• [Dataset rows for apps and sites]
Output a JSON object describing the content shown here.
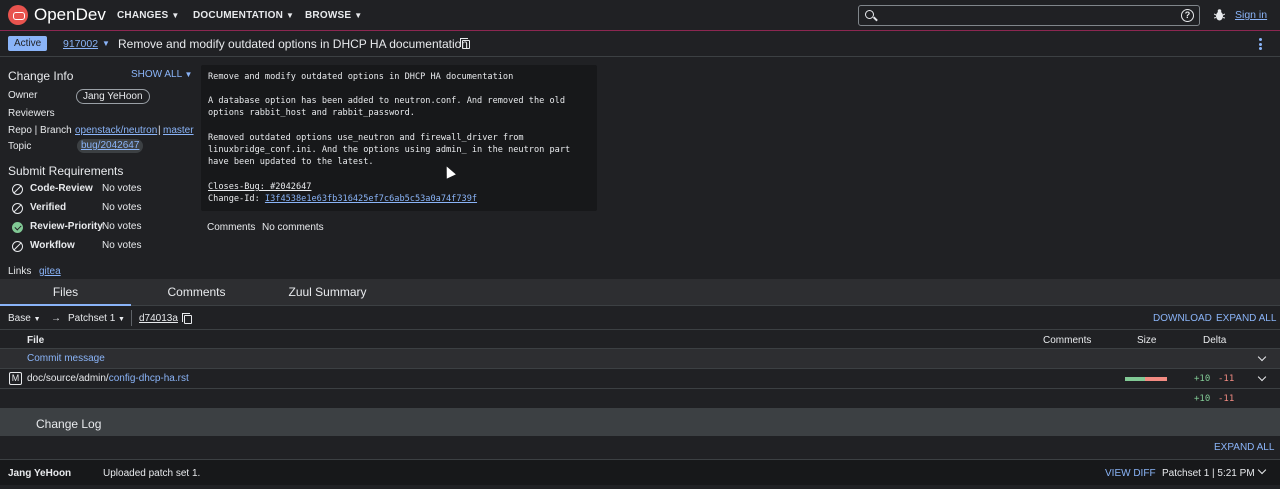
{
  "header": {
    "brand": "OpenDev",
    "nav": [
      {
        "label": "CHANGES"
      },
      {
        "label": "DOCUMENTATION"
      },
      {
        "label": "BROWSE"
      }
    ],
    "search_placeholder": "",
    "signin": "Sign in",
    "help_glyph": "?"
  },
  "change": {
    "status": "Active",
    "number": "917002",
    "title": "Remove and modify outdated options in DHCP HA documentation"
  },
  "info": {
    "title": "Change Info",
    "show_all": "SHOW ALL",
    "owner_label": "Owner",
    "owner": "Jang YeHoon",
    "reviewers_label": "Reviewers",
    "repo_label": "Repo | Branch",
    "repo": "openstack/neutron",
    "separator": "|",
    "branch": "master",
    "topic_label": "Topic",
    "topic": "bug/2042647"
  },
  "submit_requirements": {
    "title": "Submit Requirements",
    "items": [
      {
        "name": "Code-Review",
        "votes": "No votes",
        "state": "block"
      },
      {
        "name": "Verified",
        "votes": "No votes",
        "state": "block"
      },
      {
        "name": "Review-Priority",
        "votes": "No votes",
        "state": "ok"
      },
      {
        "name": "Workflow",
        "votes": "No votes",
        "state": "block"
      }
    ]
  },
  "links": {
    "label": "Links",
    "gitea": "gitea"
  },
  "commit_message": {
    "lines": [
      "Remove and modify outdated options in DHCP HA documentation",
      "",
      "A database option has been added to neutron.conf. And removed the old",
      "options rabbit_host and rabbit_password.",
      "",
      "Removed outdated options use_neutron and firewall_driver from",
      "linuxbridge_conf.ini. And the options using admin_ in the neutron part",
      "have been updated to the latest.",
      ""
    ],
    "closes_bug": "Closes-Bug: #2042647",
    "change_id_label": "Change-Id: ",
    "change_id": "I3f4538e1e63fb316425ef7c6ab5c53a0a74f739f"
  },
  "comments": {
    "label": "Comments",
    "value": "No comments"
  },
  "tabs": [
    {
      "label": "Files"
    },
    {
      "label": "Comments"
    },
    {
      "label": "Zuul Summary"
    }
  ],
  "files": {
    "base": "Base",
    "arrow": "→",
    "patchset": "Patchset 1",
    "commit": "d74013a",
    "download": "DOWNLOAD",
    "expand_all": "EXPAND ALL",
    "columns": {
      "file": "File",
      "comments": "Comments",
      "size": "Size",
      "delta": "Delta"
    },
    "commit_message_row": "Commit message",
    "rows": [
      {
        "status": "M",
        "path": "doc/source/admin/",
        "name": "config-dhcp-ha.rst",
        "plus": "+10",
        "minus": "-11"
      }
    ],
    "total_plus": "+10",
    "total_minus": "-11"
  },
  "changelog": {
    "title": "Change Log",
    "expand_all": "EXPAND ALL",
    "entries": [
      {
        "author": "Jang YeHoon",
        "message": "Uploaded patch set 1.",
        "view_diff": "VIEW DIFF",
        "meta": "Patchset 1 | 5:21 PM"
      }
    ]
  }
}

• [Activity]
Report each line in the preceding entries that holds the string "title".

• [Answer section]
    "title": "Remove and modify outdated options in DHCP HA documentation"
    "title": "Change Info",
    "title": "Submit Requirements",
    "title": "Change Log",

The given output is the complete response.